Filter these entries down to the lines that hold the word "Options", and show each of them.

::: SUPPLIED DATA :::

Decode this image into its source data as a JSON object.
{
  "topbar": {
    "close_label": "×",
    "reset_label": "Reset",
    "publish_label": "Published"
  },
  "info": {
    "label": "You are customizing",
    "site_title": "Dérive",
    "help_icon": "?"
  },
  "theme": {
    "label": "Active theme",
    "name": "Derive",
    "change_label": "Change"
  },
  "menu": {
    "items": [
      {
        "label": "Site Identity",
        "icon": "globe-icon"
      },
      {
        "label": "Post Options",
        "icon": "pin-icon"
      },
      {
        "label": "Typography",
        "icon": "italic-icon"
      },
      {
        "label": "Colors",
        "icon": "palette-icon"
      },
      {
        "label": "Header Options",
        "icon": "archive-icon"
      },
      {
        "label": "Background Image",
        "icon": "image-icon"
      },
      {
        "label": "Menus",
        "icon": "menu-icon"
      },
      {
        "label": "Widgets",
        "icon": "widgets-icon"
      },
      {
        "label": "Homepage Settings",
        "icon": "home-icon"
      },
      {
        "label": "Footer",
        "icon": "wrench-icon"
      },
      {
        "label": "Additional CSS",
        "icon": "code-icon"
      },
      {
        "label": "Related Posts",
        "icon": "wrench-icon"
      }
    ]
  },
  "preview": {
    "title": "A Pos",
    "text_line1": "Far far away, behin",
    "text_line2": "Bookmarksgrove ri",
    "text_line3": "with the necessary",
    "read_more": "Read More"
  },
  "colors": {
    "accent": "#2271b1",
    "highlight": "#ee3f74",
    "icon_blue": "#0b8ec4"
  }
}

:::

*EXPECTED ANSWER*:
        "label": "Post Options",
        "label": "Header Options",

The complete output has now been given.